We talked about how Britain became rich from trade with the empire and London became the world’s largest and wealthiest city and port. We looked at images of the wharfs and warehouses along the Thames at that time and at some of London’s grand, iconic Victorian buildings.
On Monday, we’ll continue the lesson by looking in more detail at the British control of India – the so-called “jewel in the crown” of the empire – when we’ll try also to see the empire from the point of view and through the experience of the Indian nation and people. Several members of the class come from families that once lived in countries formerly part of the empire. If there is any family history that they could share, then that would be incredibly valuable to our learning.
We need to start planning the class Christmas hoop. I’m open to ideas, of course, but one thought is to try to create a blizzard of snowflakes.
This week’s Friday challenge is to come up with a design idea and – if you go with the blizzard concept – perhaps to try creating a sample snowflake.
If there’s a mum or dad with arts and crafts skills (and a snowflake plan!) who’d like to come into the class for an afternoon to help create the Christmas hoop then you would be very welcome.
Working with Mr Cranston this morning, the children did a science practical to simulate the human digestive system. It’d probably be best if they explain, although I’m not sure that I can see too much of the “end product” that we were aiming to create in these pictures.
Bookings and available slots
A reminder that tomorrow children and staff are invited to come into school in their onesie or pyjamas.
In return, we are asking those dressing up to donate a coin which we will pass on to Children in Need. Children in Need is the BBC’s UK charity that raises money to change the lives of disadvantaged children and young people in the UK.
Thank you for your support.

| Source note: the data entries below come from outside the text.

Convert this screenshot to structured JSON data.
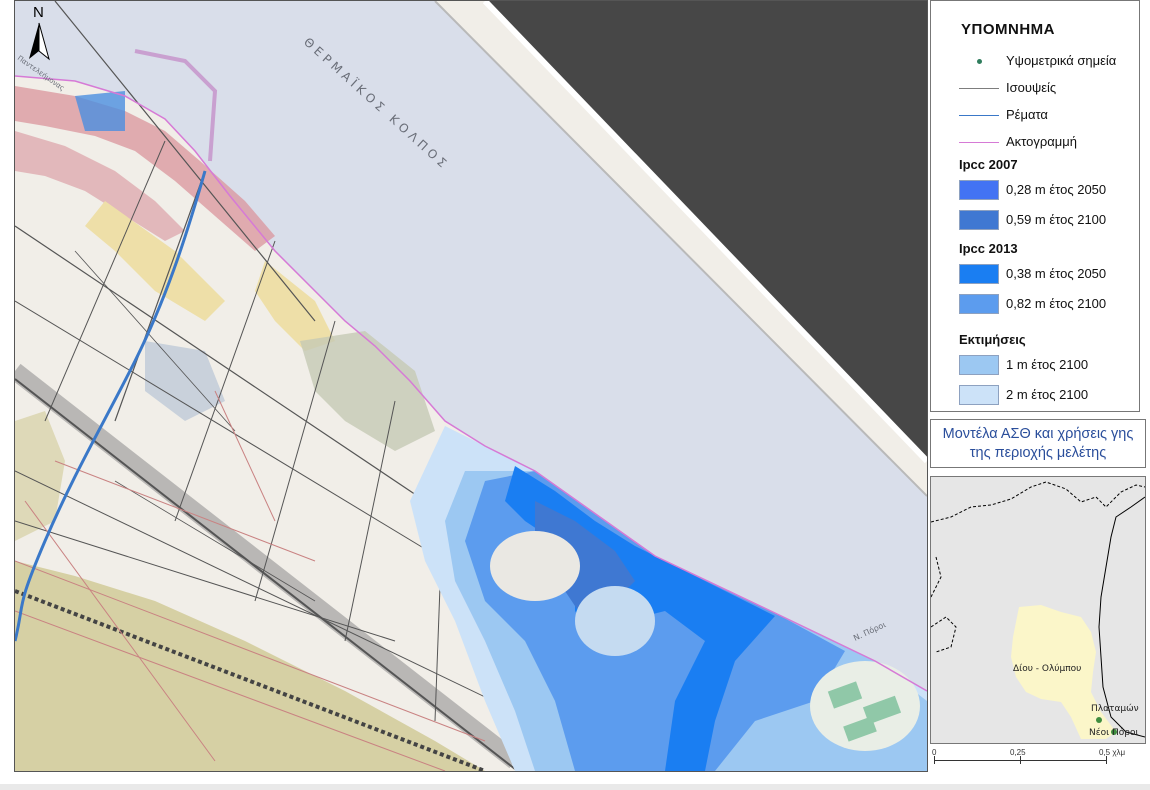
{
  "map": {
    "gulf_label": "ΘΕΡΜΑΪΚΟΣ ΚΟΛΠΟΣ",
    "north_label": "N",
    "road_label": "Ν. Πόροι",
    "corner_label": "Παντελεήμονας",
    "colors": {
      "sea": "#d9deea",
      "gray_background": "#474747",
      "flood_2m": "#cce2f8",
      "flood_1m": "#9cc8f2",
      "flood_082": "#5c9cee",
      "flood_038": "#1a7ef2",
      "flood_059": "#3f78d2",
      "flood_028": "#4273f3",
      "settlement": "#d9949c",
      "yellow_parcels": "#eedfa8",
      "hills": "#d6d0a4"
    }
  },
  "legend": {
    "title": "ΥΠΟΜΝΗΜΑ",
    "items": [
      {
        "label": "Υψομετρικά σημεία",
        "symbol": "point",
        "color": "#2f7d5d"
      },
      {
        "label": "Ισουψείς",
        "symbol": "line",
        "color": "#7d7d7d"
      },
      {
        "label": "Ρέματα",
        "symbol": "line",
        "color": "#3a78c8"
      },
      {
        "label": "Ακτογραμμή",
        "symbol": "line",
        "color": "#d67ad6"
      }
    ],
    "sections": [
      {
        "title": "Ipcc 2007",
        "items": [
          {
            "label": "0,28 m έτος 2050",
            "color": "#4273f3"
          },
          {
            "label": "0,59 m έτος 2100",
            "color": "#3f78d2"
          }
        ]
      },
      {
        "title": "Ipcc 2013",
        "items": [
          {
            "label": "0,38 m έτος 2050",
            "color": "#1a7ef2"
          },
          {
            "label": "0,82 m έτος 2100",
            "color": "#5c9cee"
          }
        ]
      },
      {
        "title": "Εκτιμήσεις",
        "items": [
          {
            "label": "1 m έτος 2100",
            "color": "#9cc8f2"
          },
          {
            "label": "2 m έτος 2100",
            "color": "#cce2f8"
          }
        ]
      }
    ]
  },
  "study_title": "Μοντέλα ΑΣΘ και χρήσεις γης της περιοχής μελέτης",
  "inset": {
    "labels": [
      "Δίου - Ολύμπου",
      "Πλαταμών",
      "Νέοι Πόροι"
    ],
    "colors": {
      "municipality": "#fbf6c9",
      "outside": "#e6e6e6",
      "boundary": "#000000",
      "settlement_point": "#3f8d3f"
    }
  },
  "scalebar": {
    "labels": [
      "0",
      "0,25",
      "0,5 χλμ"
    ]
  }
}
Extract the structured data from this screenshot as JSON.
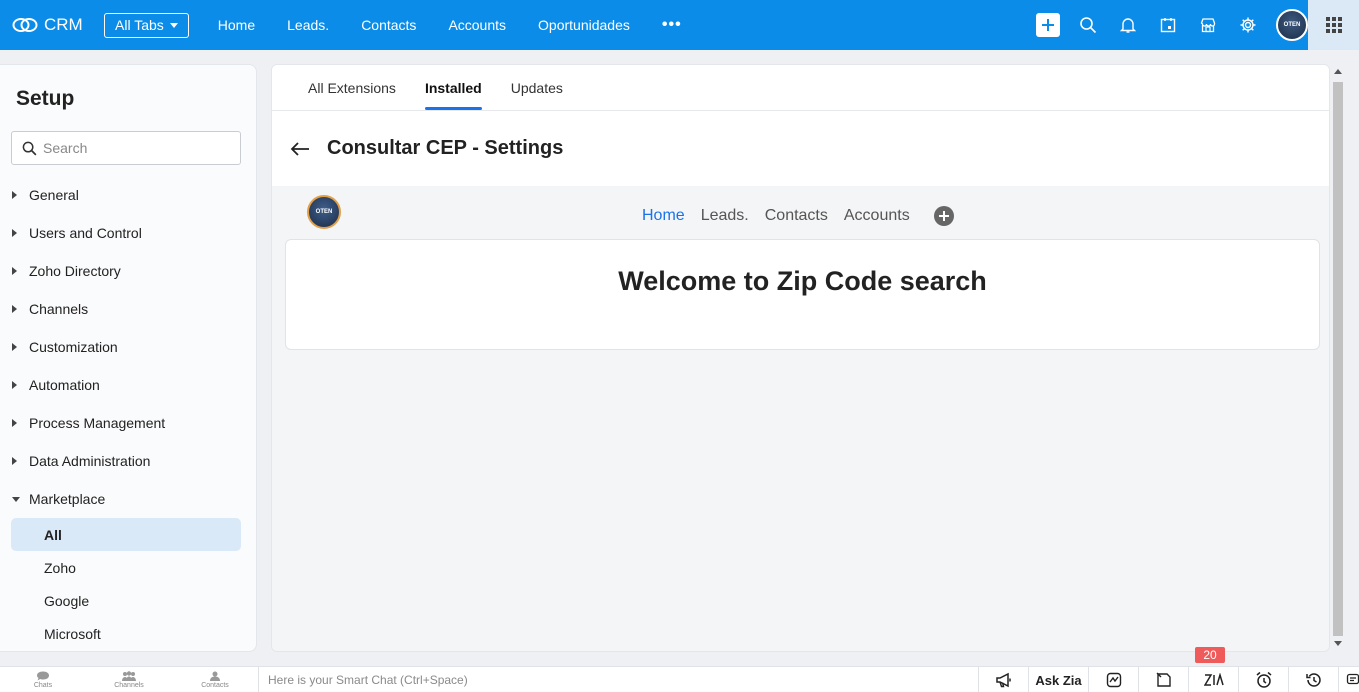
{
  "topbar": {
    "brand": "CRM",
    "all_tabs": "All Tabs",
    "nav": [
      "Home",
      "Leads.",
      "Contacts",
      "Accounts",
      "Oportunidades"
    ],
    "more": "•••",
    "avatar_text": "OTEN",
    "accent_color": "#0a8ce8"
  },
  "sidebar": {
    "title": "Setup",
    "search_placeholder": "Search",
    "items": [
      {
        "label": "General"
      },
      {
        "label": "Users and Control"
      },
      {
        "label": "Zoho Directory"
      },
      {
        "label": "Channels"
      },
      {
        "label": "Customization"
      },
      {
        "label": "Automation"
      },
      {
        "label": "Process Management"
      },
      {
        "label": "Data Administration"
      },
      {
        "label": "Marketplace"
      }
    ],
    "marketplace_sub": [
      "All",
      "Zoho",
      "Google",
      "Microsoft"
    ]
  },
  "main": {
    "tabs": [
      "All Extensions",
      "Installed",
      "Updates"
    ],
    "active_tab": "Installed",
    "settings_title": "Consultar CEP - Settings",
    "extension": {
      "logo_text": "OTEN",
      "nav": [
        "Home",
        "Leads.",
        "Contacts",
        "Accounts"
      ],
      "active_nav": "Home",
      "welcome": "Welcome to Zip Code search"
    }
  },
  "bottombar": {
    "tabs": [
      "Chats",
      "Channels",
      "Contacts"
    ],
    "smart_chat_placeholder": "Here is your Smart Chat (Ctrl+Space)",
    "ask_zia": "Ask Zia",
    "badge_count": "20"
  }
}
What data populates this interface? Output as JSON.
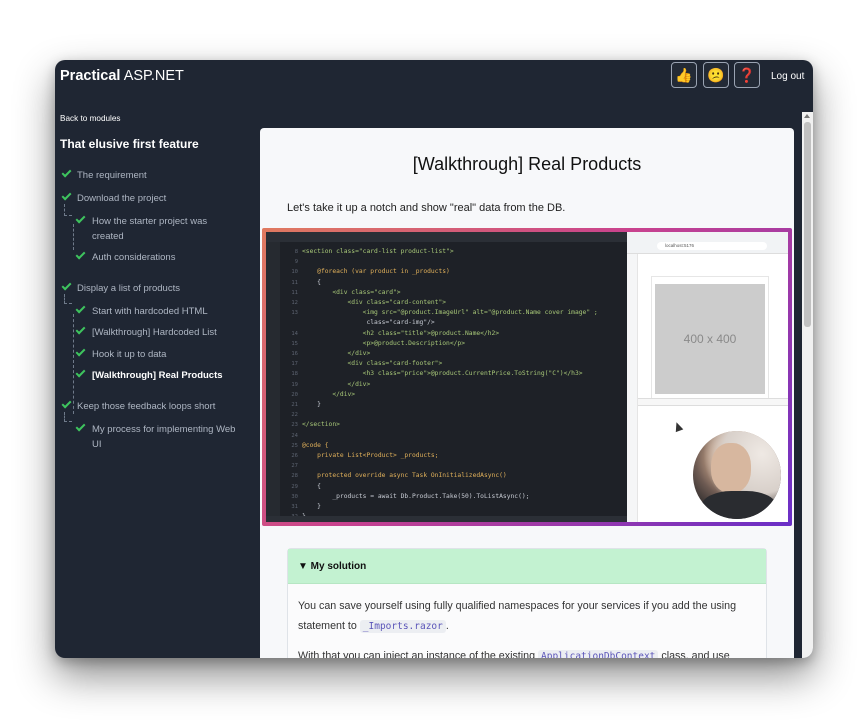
{
  "app": {
    "brand_bold": "Practical",
    "brand_rest": " ASP.NET",
    "logout": "Log out"
  },
  "header_icons": [
    {
      "name": "thumbs-up-icon",
      "glyph": "👍"
    },
    {
      "name": "confused-face-icon",
      "glyph": "😕"
    },
    {
      "name": "help-icon",
      "glyph": "❓"
    }
  ],
  "sidebar": {
    "back": "Back to modules",
    "title": "That elusive first feature",
    "items": [
      {
        "label": "The requirement"
      },
      {
        "label": "Download the project"
      },
      {
        "label": "How the starter project was"
      },
      {
        "label": "created"
      },
      {
        "label": "Auth considerations"
      },
      {
        "label": "Display a list of products"
      },
      {
        "label": "Start with hardcoded HTML"
      },
      {
        "label": "[Walkthrough] Hardcoded List"
      },
      {
        "label": "Hook it up to data"
      },
      {
        "label": "[Walkthrough] Real Products"
      },
      {
        "label": "Keep those feedback loops short"
      },
      {
        "label": "My process for implementing Web"
      },
      {
        "label": "UI"
      }
    ]
  },
  "main": {
    "title": "[Walkthrough] Real Products",
    "intro": "Let's take it up a notch and show \"real\" data from the DB.",
    "video": {
      "placeholder_text": "400 x 400",
      "url": "localhost:5176",
      "code_lines": [
        {
          "n": "8",
          "t": "<section class=\"card-list product-list\">"
        },
        {
          "n": "9",
          "t": ""
        },
        {
          "n": "10",
          "t": "    @foreach (var product in _products)"
        },
        {
          "n": "11",
          "t": "    {"
        },
        {
          "n": "11",
          "t": "        <div class=\"card\">"
        },
        {
          "n": "12",
          "t": "            <div class=\"card-content\">"
        },
        {
          "n": "13",
          "t": "                <img src=\"@product.ImageUrl\" alt=\"@product.Name cover image\" ;"
        },
        {
          "n": "",
          "t": "                 class=\"card-img\"/>"
        },
        {
          "n": "14",
          "t": "                <h2 class=\"title\">@product.Name</h2>"
        },
        {
          "n": "15",
          "t": "                <p>@product.Description</p>"
        },
        {
          "n": "16",
          "t": "            </div>"
        },
        {
          "n": "17",
          "t": "            <div class=\"card-footer\">"
        },
        {
          "n": "18",
          "t": "                <h3 class=\"price\">@product.CurrentPrice.ToString(\"C\")</h3>"
        },
        {
          "n": "19",
          "t": "            </div>"
        },
        {
          "n": "20",
          "t": "        </div>"
        },
        {
          "n": "21",
          "t": "    }"
        },
        {
          "n": "22",
          "t": ""
        },
        {
          "n": "23",
          "t": "</section>"
        },
        {
          "n": "24",
          "t": ""
        },
        {
          "n": "25",
          "t": "@code {"
        },
        {
          "n": "26",
          "t": "    private List<Product> _products;"
        },
        {
          "n": "27",
          "t": ""
        },
        {
          "n": "28",
          "t": "    protected override async Task OnInitializedAsync()"
        },
        {
          "n": "29",
          "t": "    {"
        },
        {
          "n": "30",
          "t": "        _products = await Db.Product.Take(50).ToListAsync();"
        },
        {
          "n": "31",
          "t": "    }"
        },
        {
          "n": "32",
          "t": "}"
        }
      ]
    },
    "solution": {
      "summary": "▼ My solution",
      "p1_a": "You can save yourself using fully qualified namespaces for your services if you add the using",
      "p1_b": "statement to ",
      "p1_code": "_Imports.razor",
      "p1_c": ".",
      "p2_a": "With that you can inject an instance of the existing ",
      "p2_code": "ApplicationDbContext",
      "p2_b": " class, and use"
    }
  },
  "colors": {
    "check": "#3ec45e",
    "sidebar_bg": "#1f2633",
    "solution_header": "#c3f2d1"
  }
}
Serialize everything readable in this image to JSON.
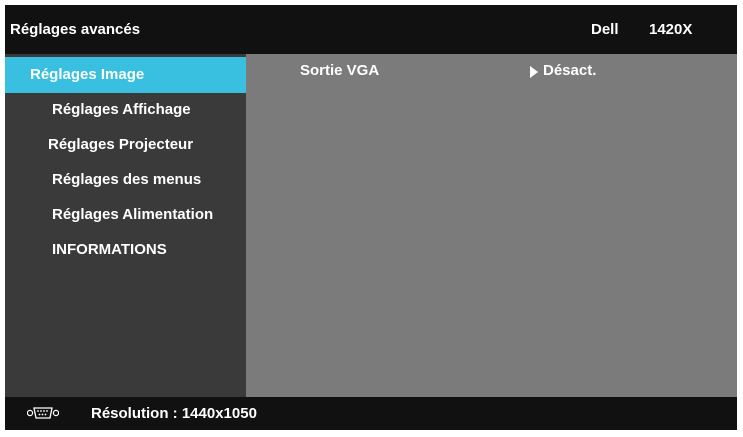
{
  "header": {
    "title": "Réglages avancés",
    "brand": "Dell",
    "model": "1420X"
  },
  "sidebar": {
    "items": [
      {
        "label": "Réglages Image",
        "selected": true
      },
      {
        "label": "Réglages Affichage",
        "selected": false
      },
      {
        "label": "Réglages Projecteur",
        "selected": false
      },
      {
        "label": "Réglages des menus",
        "selected": false
      },
      {
        "label": "Réglages Alimentation",
        "selected": false
      },
      {
        "label": "INFORMATIONS",
        "selected": false
      }
    ]
  },
  "content": {
    "option": {
      "label": "Sortie VGA",
      "value": "Désact."
    }
  },
  "status": {
    "icon": "vga-connector-icon",
    "text": "Résolution : 1440x1050"
  },
  "colors": {
    "selected_bg": "#39c0e0",
    "bar_bg": "#111111",
    "sidebar_bg": "#3a3a3a",
    "content_bg": "#7b7b7b"
  }
}
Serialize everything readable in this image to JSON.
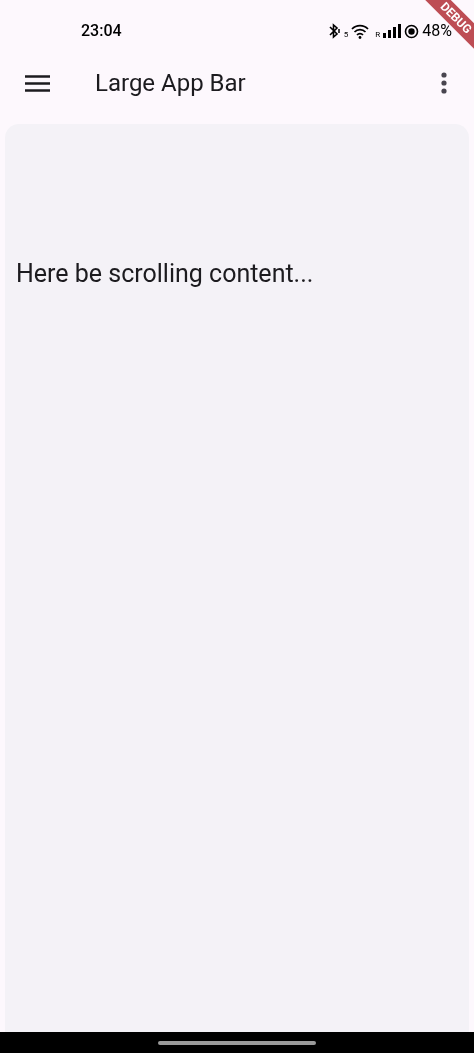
{
  "status_bar": {
    "time": "23:04",
    "wifi_badge": "5",
    "signal_badge": "R",
    "battery": "48%"
  },
  "app_bar": {
    "title": "Large App Bar"
  },
  "content": {
    "text": "Here be scrolling content..."
  },
  "debug_banner": {
    "label": "DEBUG"
  }
}
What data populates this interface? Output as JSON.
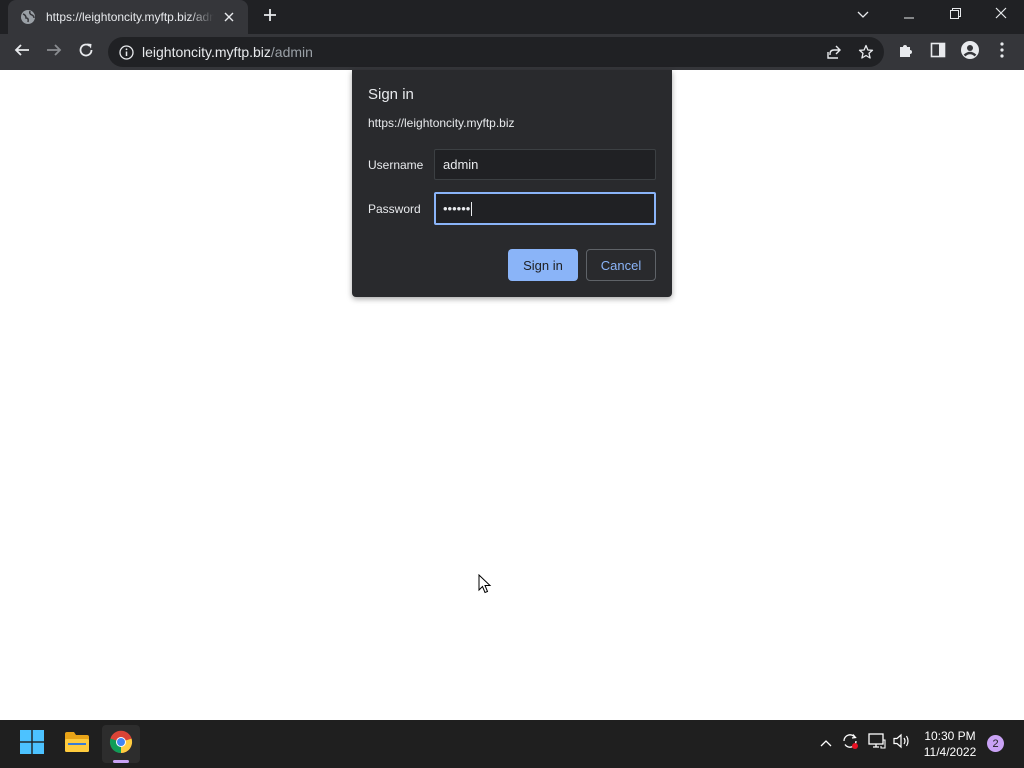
{
  "browser": {
    "tab": {
      "title": "https://leightoncity.myftp.biz/admin"
    },
    "address_bar": {
      "host": "leightoncity.myftp.biz",
      "path": "/admin"
    }
  },
  "dialog": {
    "title": "Sign in",
    "origin": "https://leightoncity.myftp.biz",
    "username_label": "Username",
    "username_value": "admin",
    "password_label": "Password",
    "password_value": "••••••",
    "sign_in_label": "Sign in",
    "cancel_label": "Cancel"
  },
  "taskbar": {
    "time": "10:30 PM",
    "date": "11/4/2022",
    "notification_count": "2"
  },
  "colors": {
    "accent": "#8ab4f8",
    "chrome_dark": "#202124",
    "chrome_toolbar": "#35363a",
    "taskbar": "#1f1f1f",
    "notification_badge": "#c9a2f5"
  },
  "icons": {
    "tab_favicon": "globe-icon",
    "tab_close": "close-icon",
    "new_tab": "plus-icon",
    "back": "back-arrow-icon",
    "forward": "forward-arrow-icon",
    "reload": "reload-icon",
    "site_info": "info-icon",
    "share": "share-icon",
    "bookmark": "star-icon",
    "extensions": "puzzle-icon",
    "side_panel": "side-panel-icon",
    "profile": "profile-icon",
    "menu": "kebab-menu-icon"
  }
}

In maths we learned or recapped the method for finding the perimeter of a shape and then practised drawing shapes with different perimeters.
We’ve received our first consignment of letters from our new penpals in Montpellier